» WORK REQUIRED: State, as a number alone, how many lines of the data contain the string "показ".

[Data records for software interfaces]
-- Opening Marker --
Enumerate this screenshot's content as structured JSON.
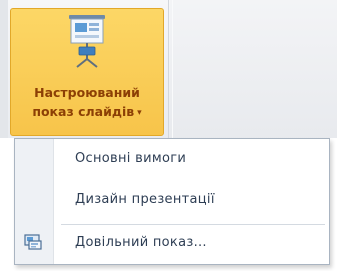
{
  "ribbon": {
    "custom_slideshow_button": {
      "icon": "projector-screen-icon",
      "label_line1": "Настроюваний",
      "label_line2": "показ слайдів",
      "dropdown_glyph": "▾"
    }
  },
  "menu": {
    "items": [
      {
        "label": "Основні вимоги",
        "icon": null
      },
      {
        "label": "Дизайн презентації",
        "icon": null
      },
      {
        "label": "Довільний показ...",
        "icon": "custom-show-icon"
      }
    ]
  }
}
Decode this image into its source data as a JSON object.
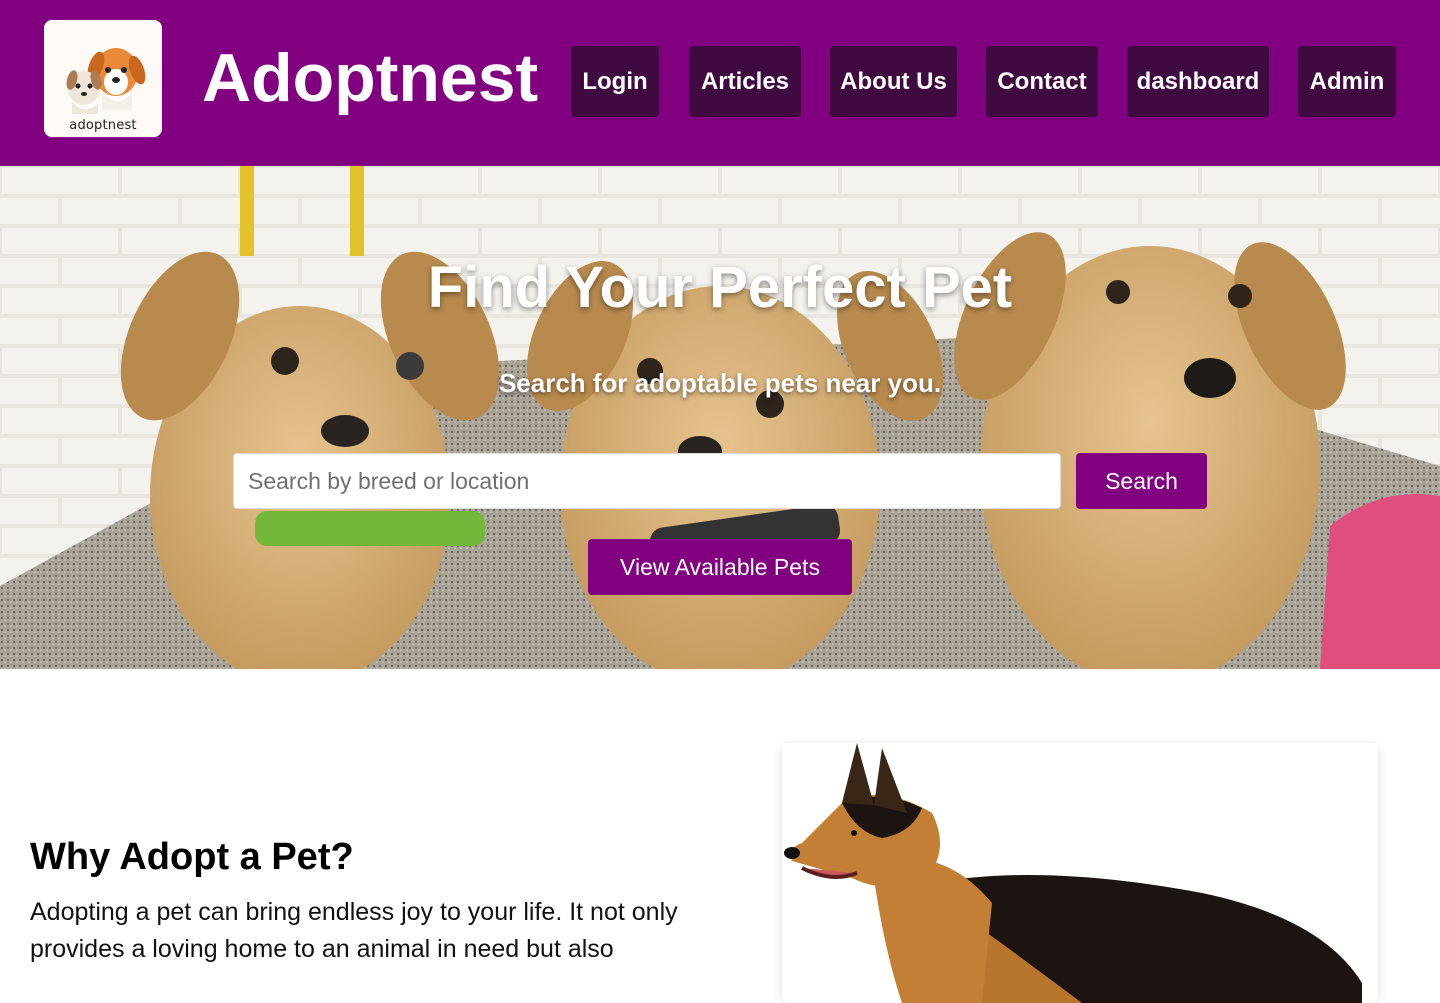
{
  "header": {
    "logo_text": "adoptnest",
    "brand": "Adoptnest",
    "nav": [
      {
        "label": "Login"
      },
      {
        "label": "Articles"
      },
      {
        "label": "About Us"
      },
      {
        "label": "Contact"
      },
      {
        "label": "dashboard"
      },
      {
        "label": "Admin"
      }
    ]
  },
  "hero": {
    "title": "Find Your Perfect Pet",
    "subtitle": "Search for adoptable pets near you.",
    "search_placeholder": "Search by breed or location",
    "search_button": "Search",
    "view_button": "View Available Pets",
    "image": "three-puppies-photo"
  },
  "why": {
    "title": "Why Adopt a Pet?",
    "text": "Adopting a pet can bring endless joy to your life. It not only provides a loving home to an animal in need but also",
    "image": "german-shepherd-photo"
  },
  "colors": {
    "brand_purple": "#800080",
    "nav_button": "#3f0a3f"
  }
}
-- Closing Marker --
» TASK SOLUTION: 2